• [Component data from apps and pages]
--------------------------------

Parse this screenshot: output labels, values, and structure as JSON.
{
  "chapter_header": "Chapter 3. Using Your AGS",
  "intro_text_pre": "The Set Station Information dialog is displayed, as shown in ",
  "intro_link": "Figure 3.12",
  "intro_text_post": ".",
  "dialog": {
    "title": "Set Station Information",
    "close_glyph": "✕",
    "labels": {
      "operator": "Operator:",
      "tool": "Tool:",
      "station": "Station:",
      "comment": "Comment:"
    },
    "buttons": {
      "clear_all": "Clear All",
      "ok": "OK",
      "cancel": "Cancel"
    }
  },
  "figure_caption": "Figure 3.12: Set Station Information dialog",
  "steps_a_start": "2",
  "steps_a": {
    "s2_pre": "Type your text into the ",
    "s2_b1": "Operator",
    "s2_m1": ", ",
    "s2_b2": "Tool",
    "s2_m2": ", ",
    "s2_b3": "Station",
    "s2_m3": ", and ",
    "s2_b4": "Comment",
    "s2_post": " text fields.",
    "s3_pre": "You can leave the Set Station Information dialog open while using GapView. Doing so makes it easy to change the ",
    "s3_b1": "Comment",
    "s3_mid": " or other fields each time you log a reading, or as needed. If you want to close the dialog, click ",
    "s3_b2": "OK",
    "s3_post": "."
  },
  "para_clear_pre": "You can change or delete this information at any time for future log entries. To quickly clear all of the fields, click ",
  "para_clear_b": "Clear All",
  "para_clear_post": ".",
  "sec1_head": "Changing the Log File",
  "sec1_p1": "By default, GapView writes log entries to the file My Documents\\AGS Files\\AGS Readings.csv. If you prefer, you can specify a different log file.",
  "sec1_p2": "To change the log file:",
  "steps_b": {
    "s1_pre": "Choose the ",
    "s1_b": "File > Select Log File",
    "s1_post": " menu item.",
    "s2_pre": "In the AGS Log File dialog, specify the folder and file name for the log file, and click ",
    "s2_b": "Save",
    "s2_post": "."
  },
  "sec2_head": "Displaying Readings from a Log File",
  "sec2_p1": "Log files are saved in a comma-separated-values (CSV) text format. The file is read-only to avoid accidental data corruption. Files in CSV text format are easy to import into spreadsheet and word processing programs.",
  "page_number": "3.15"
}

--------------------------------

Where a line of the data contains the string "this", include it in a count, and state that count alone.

2